Exercise objective —
Locate every line below that contains the word "title" and copy it.

#### Available data

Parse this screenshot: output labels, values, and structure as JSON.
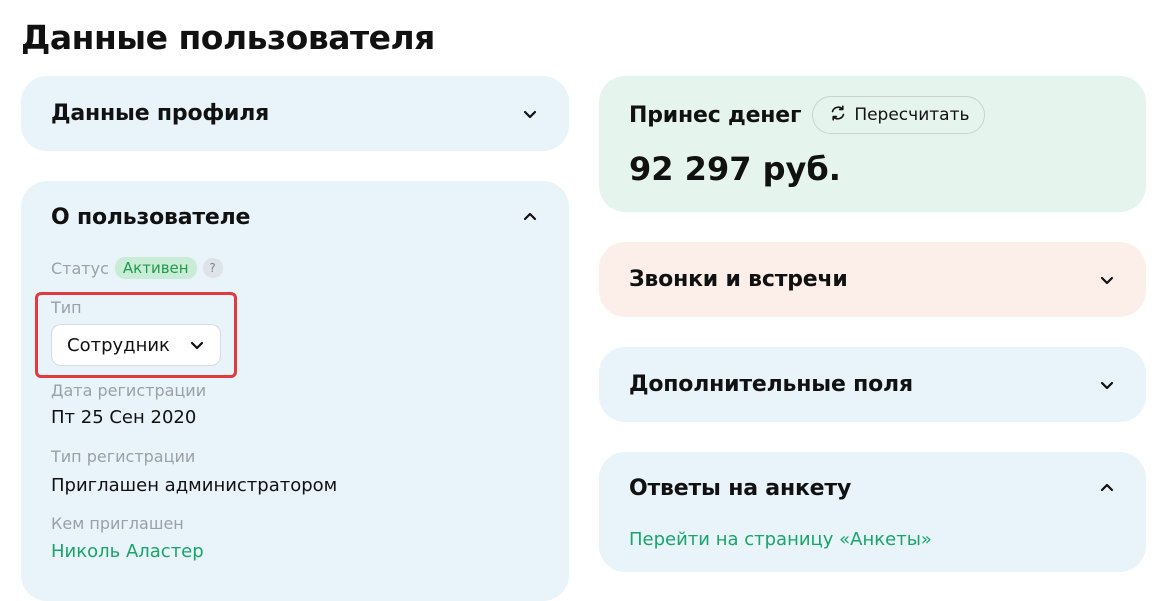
{
  "page": {
    "title": "Данные пользователя"
  },
  "profile_card": {
    "title": "Данные профиля",
    "icon": "chevron-down-icon"
  },
  "about_card": {
    "title": "О пользователе",
    "icon": "chevron-up-icon",
    "status_label": "Статус",
    "status_value": "Активен",
    "status_help": "?",
    "type_label": "Тип",
    "type_value": "Сотрудник",
    "reg_date_label": "Дата регистрации",
    "reg_date_value": "Пт 25 Сен 2020",
    "reg_type_label": "Тип регистрации",
    "reg_type_value": "Приглашен администратором",
    "invited_by_label": "Кем приглашен",
    "invited_by_value": "Николь Аластер"
  },
  "money_card": {
    "title": "Принес денег",
    "recalc_label": "Пересчитать",
    "recalc_icon": "refresh-icon",
    "value": "92 297 руб."
  },
  "calls_card": {
    "title": "Звонки и встречи",
    "icon": "chevron-down-icon"
  },
  "extra_card": {
    "title": "Дополнительные поля",
    "icon": "chevron-down-icon"
  },
  "survey_card": {
    "title": "Ответы на анкету",
    "icon": "chevron-up-icon",
    "link_label": "Перейти на страницу «Анкеты»"
  },
  "colors": {
    "card_blue": "#e8f3fa",
    "card_green": "#e6f4ee",
    "card_peach": "#fcefe9",
    "accent_green": "#19a468",
    "highlight_red": "#e0393e"
  }
}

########

Written response —
    "title": "Данные пользователя"
    "title": "Данные профиля",
    "title": "О пользователе",
    "title": "Принес денег",
    "title": "Звонки и встречи",
    "title": "Дополнительные поля",
    "title": "Ответы на анкету",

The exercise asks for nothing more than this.